From: Tommy W. Bruce
To: Randa Farah
Cc: Office of the President; Kent Fuchs, Office of the Provost
Sent: Monday, May 6, 2013 4:34:25 PM
Subject: Fwd: questionable ethics -hotline and website
Dear Professor Farah,
Thank you for sharing your concerns about shutting down the EthicsPoint hotline and web site. As of this writing, the site and number are both online and operating normally.
Regarding Cornell’s partnership with the Technion to build the new tech campus in New York City, our two institutions have a long history of faculty collaboration. This is not at all unusual. Cornell and its faculty have had agreements and working relationships with academic institutions from around the world since the university was founded nearly 150 years ago. These collaborations are important to our mission of teaching, discovery and engagement, and we encourage them even in countries with which some of our faculty, students, and alumni may have significant disagreements with the governments. Time and again, the knowledge-sharing and real-world solutions that spring from these relationships – in everything from computer science and liberal arts to crop science and food security – benefit the peoples of many countries, including our own, and in the long run contribute to the betterment of our global community.

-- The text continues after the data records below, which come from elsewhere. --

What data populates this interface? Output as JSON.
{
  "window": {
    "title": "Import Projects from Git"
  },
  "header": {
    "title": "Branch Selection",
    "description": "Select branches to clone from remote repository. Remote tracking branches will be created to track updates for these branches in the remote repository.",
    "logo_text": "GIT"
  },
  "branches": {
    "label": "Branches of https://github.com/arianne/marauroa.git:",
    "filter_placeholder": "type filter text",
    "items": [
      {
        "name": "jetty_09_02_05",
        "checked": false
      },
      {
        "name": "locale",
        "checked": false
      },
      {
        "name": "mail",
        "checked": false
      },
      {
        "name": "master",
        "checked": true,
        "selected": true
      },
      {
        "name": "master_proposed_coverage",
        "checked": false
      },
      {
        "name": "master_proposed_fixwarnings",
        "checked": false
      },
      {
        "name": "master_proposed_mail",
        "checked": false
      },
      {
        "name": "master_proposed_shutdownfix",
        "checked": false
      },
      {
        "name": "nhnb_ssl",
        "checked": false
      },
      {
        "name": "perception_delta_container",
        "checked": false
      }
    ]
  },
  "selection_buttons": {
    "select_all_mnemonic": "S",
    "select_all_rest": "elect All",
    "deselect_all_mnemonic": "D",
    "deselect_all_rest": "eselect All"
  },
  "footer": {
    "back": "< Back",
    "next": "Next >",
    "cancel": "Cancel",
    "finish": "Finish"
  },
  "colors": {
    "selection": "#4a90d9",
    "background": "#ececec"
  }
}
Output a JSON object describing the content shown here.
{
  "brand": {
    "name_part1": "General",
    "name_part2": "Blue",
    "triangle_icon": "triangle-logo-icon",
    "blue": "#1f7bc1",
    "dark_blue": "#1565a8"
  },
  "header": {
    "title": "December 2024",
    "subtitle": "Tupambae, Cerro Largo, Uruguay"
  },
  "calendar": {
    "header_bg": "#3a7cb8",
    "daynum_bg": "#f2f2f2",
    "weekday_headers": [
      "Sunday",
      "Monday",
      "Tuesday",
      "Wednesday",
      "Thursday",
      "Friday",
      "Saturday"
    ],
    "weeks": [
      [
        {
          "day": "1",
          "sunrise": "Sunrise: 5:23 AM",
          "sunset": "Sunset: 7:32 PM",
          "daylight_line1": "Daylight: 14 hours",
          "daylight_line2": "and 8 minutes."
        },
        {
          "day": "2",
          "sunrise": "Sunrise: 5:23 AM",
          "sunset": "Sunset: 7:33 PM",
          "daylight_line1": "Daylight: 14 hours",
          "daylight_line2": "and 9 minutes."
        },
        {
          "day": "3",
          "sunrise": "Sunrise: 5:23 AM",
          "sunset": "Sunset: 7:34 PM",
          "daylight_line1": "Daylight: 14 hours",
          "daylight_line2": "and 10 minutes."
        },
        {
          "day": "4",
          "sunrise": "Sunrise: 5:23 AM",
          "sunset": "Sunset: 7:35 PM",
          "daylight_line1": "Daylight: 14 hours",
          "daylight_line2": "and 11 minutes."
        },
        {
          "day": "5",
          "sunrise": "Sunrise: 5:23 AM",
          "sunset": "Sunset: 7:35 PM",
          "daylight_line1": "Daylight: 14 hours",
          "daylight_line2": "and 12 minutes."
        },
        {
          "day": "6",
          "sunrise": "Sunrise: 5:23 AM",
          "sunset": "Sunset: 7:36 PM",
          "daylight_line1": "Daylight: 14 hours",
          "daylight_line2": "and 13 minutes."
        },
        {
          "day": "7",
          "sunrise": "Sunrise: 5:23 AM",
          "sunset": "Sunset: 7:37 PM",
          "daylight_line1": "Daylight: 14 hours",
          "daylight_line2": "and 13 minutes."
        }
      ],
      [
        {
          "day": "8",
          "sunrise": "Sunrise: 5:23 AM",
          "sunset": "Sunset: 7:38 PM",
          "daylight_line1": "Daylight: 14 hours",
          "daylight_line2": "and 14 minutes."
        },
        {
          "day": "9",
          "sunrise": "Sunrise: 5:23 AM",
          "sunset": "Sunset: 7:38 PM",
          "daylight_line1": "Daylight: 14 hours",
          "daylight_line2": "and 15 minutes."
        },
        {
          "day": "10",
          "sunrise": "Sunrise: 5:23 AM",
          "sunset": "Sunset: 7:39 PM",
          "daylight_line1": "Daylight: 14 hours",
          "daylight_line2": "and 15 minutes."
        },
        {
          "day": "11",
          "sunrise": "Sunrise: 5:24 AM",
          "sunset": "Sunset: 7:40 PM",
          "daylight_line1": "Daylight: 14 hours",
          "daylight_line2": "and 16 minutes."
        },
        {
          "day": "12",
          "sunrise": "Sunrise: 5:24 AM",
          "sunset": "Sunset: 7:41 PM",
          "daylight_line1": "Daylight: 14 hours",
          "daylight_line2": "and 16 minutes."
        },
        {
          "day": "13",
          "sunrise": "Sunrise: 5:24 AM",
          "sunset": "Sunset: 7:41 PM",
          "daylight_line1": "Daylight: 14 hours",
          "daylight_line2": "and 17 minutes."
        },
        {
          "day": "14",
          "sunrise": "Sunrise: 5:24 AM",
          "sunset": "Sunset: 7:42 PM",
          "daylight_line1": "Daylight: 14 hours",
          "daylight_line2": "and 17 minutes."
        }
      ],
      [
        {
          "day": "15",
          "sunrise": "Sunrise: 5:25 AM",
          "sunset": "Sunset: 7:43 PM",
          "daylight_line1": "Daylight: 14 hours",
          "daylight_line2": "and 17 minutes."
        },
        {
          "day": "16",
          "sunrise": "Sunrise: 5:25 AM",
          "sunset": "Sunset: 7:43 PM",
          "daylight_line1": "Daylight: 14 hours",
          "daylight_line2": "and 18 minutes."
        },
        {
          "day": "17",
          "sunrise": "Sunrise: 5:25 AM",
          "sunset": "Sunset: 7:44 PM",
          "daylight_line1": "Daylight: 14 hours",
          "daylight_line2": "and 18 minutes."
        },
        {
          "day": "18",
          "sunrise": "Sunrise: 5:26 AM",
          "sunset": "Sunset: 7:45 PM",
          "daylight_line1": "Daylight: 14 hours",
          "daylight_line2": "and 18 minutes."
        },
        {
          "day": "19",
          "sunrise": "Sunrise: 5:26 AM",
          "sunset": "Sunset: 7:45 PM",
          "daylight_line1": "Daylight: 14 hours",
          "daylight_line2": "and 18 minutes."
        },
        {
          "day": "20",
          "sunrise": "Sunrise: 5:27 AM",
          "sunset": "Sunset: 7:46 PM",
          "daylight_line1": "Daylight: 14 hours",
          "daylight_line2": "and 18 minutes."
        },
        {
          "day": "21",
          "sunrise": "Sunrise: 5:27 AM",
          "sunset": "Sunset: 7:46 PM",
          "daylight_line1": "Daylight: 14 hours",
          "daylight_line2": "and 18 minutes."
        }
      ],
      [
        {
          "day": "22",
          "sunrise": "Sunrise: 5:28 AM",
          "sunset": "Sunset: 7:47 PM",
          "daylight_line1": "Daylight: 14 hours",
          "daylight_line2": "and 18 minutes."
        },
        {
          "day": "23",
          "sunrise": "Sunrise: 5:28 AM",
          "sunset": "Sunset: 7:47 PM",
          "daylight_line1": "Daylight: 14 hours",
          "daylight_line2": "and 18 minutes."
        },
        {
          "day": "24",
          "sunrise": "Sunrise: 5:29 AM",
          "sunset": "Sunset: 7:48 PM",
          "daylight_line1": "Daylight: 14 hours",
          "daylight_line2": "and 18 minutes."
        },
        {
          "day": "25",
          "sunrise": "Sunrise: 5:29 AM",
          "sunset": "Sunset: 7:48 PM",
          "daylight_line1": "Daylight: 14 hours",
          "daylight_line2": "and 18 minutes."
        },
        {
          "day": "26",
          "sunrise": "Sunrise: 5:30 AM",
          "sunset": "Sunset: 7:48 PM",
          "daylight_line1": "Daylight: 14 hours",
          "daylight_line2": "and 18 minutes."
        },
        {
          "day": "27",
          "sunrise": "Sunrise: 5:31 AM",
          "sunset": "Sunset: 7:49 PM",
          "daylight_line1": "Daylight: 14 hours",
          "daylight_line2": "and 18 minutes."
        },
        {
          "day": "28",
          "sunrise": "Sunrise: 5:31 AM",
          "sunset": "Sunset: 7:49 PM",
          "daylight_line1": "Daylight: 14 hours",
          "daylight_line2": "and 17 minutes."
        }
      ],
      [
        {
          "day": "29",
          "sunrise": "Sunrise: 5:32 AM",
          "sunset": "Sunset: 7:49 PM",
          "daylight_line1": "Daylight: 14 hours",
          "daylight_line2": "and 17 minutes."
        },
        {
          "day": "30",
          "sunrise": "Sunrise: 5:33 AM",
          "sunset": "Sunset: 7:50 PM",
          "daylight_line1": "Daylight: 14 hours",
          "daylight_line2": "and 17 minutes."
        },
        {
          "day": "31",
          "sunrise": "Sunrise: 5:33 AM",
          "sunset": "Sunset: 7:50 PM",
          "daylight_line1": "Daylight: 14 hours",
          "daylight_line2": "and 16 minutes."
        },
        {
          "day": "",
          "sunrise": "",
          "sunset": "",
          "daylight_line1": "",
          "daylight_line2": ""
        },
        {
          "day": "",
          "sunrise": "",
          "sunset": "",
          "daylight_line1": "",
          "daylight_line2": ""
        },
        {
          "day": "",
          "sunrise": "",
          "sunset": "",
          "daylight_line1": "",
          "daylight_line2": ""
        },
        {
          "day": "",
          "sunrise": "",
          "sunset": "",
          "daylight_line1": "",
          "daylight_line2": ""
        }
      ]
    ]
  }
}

Thomas W. Bruce
Vice President for University Communications
308 Day Hall
Ithaca, NY 14853